It’s obvious that the proposed law is intended to postpone a woman’s abortion until after her pregnancy has come to term, or at least until after the first trimester has passed. (A trial within thirty days? Ha. An appeal completed within a couple of months after that? Ha ha ha ha ha ha ha ha. Have you seen the clogged dockets of Georgia’s courts?)
And since there’s no way a petition for a death warrant could be fully litigated within three months, the proposed law would have the practical effect of blocking the right of a woman within the first trimester to abort her fetus (that right being delineated by the Supreme Court of the US in Roe v. Wade). Ergo, the law would be unconstitutional.
It would seem that a law like that would be unconstitutional. To the best of my understanding, Roe says that a pregnant woman has the right in the first trimester to abort, and its outside the scope of state power to prevent her. This bill would require her to justify her decision to a court.
Not hardly. As far as I know, in the antebellum South, a slaveowner had every right to kill his own slave(s) any time he wanted to, without having to get State permission.

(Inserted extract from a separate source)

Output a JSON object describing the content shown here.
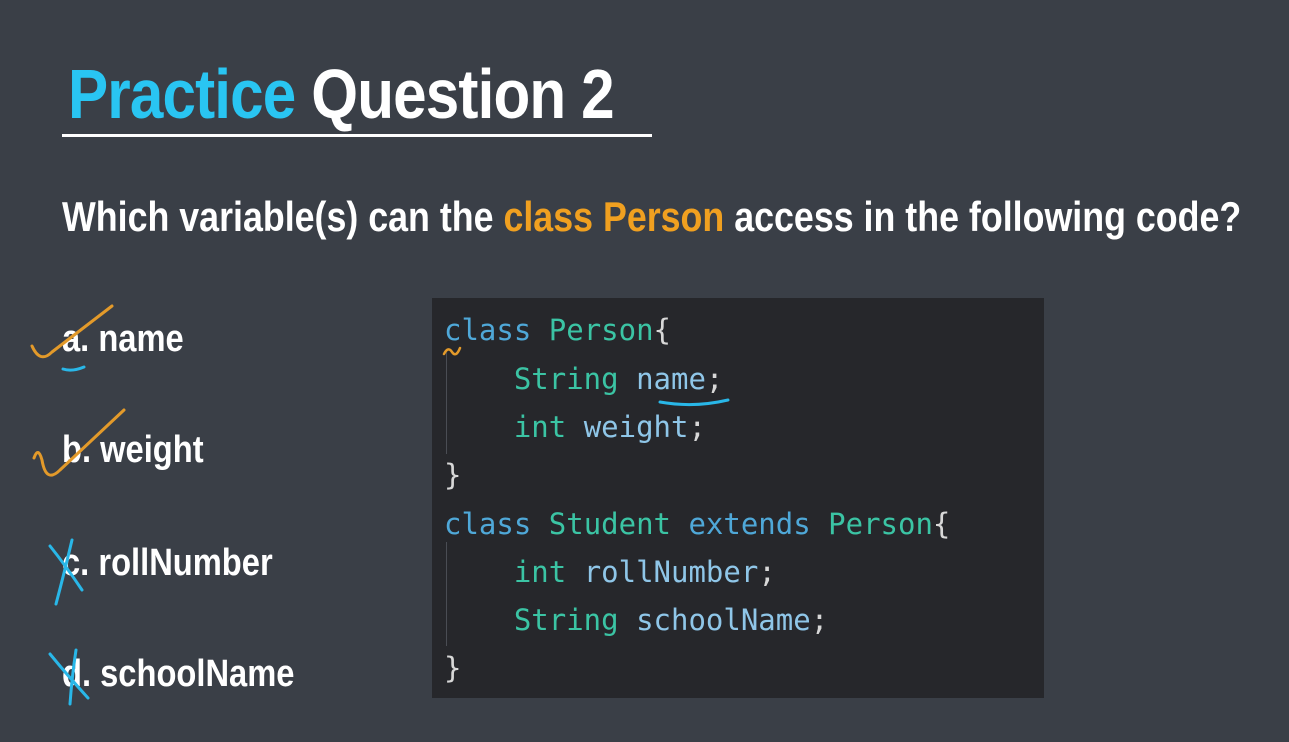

There was a (short) time between the ratification of the 13th and 14th Amendments when Southern states refused to grant citizenship to former slaves. Perhaps these were the non-citizens-with-some-rights you were thinkin of?
I should hope there’s a statute of limitations on these death warrants. I’d hate to be in the position where I’ve just been promoted to senior vice-president of IntelCorp and find out that my mom has a death warrant on me and decided to drop the axe now.
My senior research paper as an undergrad was on slave laws in the antebellum south. I’m very familiar with them. There were in fact many enumerated rights held by slaves, listed in state law. Louisiana was the best, they named many things to which slaves had rights, mostly having to do with living conditions. Other states each had some law about treatment of slaves.
Now, in practice, these laws were rarely enforced. At least, the courts attitude towards treatment of slaves fluctuated with the conditions at the time, proximity in time to the major slave uprisings (Nat Turner, Vesey), and other factors. The laws were on the books however, and at least on paper slaves had some rights. The law recognized a duality (a fatally inconsistent duality, had it been allowed to fester long enough) between the slave-as-person and slave-as-property. Court behaviour was inconsistent, bouncing between those theories, but it was not universally in favor of treating slaves as merely property.
So there’s precedent for treating a fetus as more than property, something with some rights, but not yet a citizen. Whether this dual treatment would be as ill-fated in the long run as the courts’ treatment of slaves, whether it could survive as a viable legal doctrine, who can say?
thanks for the links. i did notice from the pdf file that there was only one signature on the proposal. is there a great deal of support for this bill? what are the chances of this making its way onto the legislative agenda for a floor vote?
it seems rather plain to me that this is an attempt to undermine the basis (i think) that abortion is allowable, namely that a collection of cells just after conception is not equivalent to a human being, being no more alive than a collection of skin cells. if you hold that it’s their potential to become human, then you would have to prosecute people who abstain from sex, since their cells aren’t doing anyone any good. anyway, on to the bill.
if this is passed, then it legally establishes an awful precedent for the pro-choice crowd. one can see it easily being taken a step further and making it homicide. not to mention the court’s troubles handling it, the now-much-more-likely-mother-to-be’s court fees, and the time it would take.
i too think this would swiftly be struck down as unconstitutional, as an attempt to undermine roe v. wade. or it least i hope that would happen, should this ever make it to law.